#### [WHAT THE TASK ASKS]
Pull every line containing the word "border" from the records.
*** Begin section ***
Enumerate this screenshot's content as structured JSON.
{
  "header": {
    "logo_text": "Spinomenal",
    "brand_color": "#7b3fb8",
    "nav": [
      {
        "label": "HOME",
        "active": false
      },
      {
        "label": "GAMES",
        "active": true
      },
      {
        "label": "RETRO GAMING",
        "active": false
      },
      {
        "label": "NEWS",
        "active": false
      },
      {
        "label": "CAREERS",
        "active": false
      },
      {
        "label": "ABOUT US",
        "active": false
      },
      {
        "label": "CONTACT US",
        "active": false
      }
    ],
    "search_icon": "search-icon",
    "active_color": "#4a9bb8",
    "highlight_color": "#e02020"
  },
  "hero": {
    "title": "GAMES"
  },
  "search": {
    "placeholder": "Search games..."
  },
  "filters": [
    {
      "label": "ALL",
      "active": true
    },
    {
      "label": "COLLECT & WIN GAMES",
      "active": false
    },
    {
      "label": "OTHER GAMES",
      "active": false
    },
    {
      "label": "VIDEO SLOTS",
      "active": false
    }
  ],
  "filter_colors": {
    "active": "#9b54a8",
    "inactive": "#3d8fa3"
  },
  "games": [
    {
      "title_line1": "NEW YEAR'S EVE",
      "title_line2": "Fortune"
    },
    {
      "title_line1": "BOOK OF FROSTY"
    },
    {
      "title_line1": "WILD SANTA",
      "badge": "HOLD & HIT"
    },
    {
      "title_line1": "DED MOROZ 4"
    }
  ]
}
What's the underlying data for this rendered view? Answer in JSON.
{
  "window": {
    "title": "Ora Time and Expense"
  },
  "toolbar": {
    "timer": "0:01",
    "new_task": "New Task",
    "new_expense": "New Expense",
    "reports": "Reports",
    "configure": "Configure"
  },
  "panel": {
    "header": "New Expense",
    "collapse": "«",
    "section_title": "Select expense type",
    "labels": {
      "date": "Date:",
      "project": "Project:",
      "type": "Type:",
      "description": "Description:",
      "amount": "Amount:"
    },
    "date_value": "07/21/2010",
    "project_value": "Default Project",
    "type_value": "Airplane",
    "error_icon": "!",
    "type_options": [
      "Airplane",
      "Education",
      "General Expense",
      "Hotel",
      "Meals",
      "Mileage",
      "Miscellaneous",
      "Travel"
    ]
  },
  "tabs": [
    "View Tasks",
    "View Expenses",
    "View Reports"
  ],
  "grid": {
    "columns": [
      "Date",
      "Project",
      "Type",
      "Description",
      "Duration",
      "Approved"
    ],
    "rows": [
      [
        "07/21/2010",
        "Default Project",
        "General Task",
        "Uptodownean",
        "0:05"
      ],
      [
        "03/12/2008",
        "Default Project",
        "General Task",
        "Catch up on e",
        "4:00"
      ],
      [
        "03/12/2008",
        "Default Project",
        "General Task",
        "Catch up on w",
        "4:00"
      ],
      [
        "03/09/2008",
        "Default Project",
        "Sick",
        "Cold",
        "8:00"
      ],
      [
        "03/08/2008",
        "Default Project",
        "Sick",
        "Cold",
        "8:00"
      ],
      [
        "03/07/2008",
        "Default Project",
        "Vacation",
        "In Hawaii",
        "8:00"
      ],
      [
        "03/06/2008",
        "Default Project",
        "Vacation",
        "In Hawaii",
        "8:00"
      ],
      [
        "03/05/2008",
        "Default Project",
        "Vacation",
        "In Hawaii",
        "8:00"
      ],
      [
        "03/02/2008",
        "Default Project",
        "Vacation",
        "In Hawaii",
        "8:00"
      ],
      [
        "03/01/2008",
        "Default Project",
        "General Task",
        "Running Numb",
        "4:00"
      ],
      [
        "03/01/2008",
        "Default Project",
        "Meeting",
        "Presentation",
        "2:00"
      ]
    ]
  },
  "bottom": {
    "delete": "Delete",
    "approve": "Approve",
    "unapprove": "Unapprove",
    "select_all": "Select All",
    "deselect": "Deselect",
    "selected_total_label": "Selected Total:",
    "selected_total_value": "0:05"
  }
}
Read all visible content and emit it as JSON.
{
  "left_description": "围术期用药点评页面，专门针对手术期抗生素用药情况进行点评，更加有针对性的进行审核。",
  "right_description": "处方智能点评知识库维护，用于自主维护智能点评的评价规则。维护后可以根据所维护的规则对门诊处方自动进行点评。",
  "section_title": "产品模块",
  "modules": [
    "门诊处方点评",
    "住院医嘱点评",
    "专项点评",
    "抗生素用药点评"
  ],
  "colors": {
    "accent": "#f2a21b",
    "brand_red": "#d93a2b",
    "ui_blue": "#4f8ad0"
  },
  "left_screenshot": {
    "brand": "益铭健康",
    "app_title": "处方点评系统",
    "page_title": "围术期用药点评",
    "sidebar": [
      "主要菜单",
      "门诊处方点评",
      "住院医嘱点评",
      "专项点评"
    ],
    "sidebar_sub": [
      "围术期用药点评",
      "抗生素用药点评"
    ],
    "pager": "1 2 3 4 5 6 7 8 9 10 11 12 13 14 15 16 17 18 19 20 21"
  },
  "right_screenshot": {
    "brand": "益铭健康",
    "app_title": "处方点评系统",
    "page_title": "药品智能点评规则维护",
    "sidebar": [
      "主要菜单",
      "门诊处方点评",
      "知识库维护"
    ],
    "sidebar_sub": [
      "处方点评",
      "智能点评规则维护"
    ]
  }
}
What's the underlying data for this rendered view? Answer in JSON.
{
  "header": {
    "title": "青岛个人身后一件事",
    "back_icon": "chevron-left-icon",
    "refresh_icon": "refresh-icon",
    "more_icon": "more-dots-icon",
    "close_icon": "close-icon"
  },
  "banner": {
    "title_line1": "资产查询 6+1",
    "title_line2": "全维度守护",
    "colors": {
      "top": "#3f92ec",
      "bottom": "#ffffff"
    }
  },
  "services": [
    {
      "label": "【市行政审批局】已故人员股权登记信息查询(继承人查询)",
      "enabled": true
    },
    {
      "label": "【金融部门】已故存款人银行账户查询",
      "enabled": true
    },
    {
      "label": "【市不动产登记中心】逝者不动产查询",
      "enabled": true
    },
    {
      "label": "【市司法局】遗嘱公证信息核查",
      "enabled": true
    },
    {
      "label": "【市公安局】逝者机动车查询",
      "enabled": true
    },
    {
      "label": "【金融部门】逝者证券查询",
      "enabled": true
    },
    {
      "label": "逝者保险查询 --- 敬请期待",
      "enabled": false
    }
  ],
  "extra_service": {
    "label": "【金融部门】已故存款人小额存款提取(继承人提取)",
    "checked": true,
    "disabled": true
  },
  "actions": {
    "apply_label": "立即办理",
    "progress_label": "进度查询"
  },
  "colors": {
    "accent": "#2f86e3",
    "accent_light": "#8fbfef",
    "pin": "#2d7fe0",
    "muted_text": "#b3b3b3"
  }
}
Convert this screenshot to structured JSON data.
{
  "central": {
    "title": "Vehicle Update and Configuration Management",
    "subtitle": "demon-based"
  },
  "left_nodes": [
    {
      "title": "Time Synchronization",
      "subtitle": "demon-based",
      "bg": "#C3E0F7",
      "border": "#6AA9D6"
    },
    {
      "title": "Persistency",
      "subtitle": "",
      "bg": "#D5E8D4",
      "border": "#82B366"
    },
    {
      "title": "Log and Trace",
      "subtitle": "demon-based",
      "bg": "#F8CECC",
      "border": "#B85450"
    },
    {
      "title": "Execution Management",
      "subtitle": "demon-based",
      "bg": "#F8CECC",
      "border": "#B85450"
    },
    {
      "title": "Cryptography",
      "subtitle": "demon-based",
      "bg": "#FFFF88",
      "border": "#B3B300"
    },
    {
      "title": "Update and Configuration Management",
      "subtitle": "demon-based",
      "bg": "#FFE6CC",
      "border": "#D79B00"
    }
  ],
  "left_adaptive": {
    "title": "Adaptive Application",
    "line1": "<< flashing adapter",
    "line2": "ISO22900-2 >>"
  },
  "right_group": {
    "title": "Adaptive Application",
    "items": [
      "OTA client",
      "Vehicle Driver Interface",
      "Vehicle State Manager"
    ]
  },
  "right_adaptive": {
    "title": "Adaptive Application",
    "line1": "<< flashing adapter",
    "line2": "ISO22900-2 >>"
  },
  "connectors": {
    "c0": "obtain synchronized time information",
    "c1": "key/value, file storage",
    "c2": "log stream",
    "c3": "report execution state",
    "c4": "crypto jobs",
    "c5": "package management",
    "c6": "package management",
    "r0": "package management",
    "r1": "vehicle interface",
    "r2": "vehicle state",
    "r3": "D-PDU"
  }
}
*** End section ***
#### [RESULT]
      "border": "#6AA9D6"
      "border": "#82B366"
      "border": "#B85450"
      "border": "#B85450"
      "border": "#B3B300"
      "border": "#D79B00"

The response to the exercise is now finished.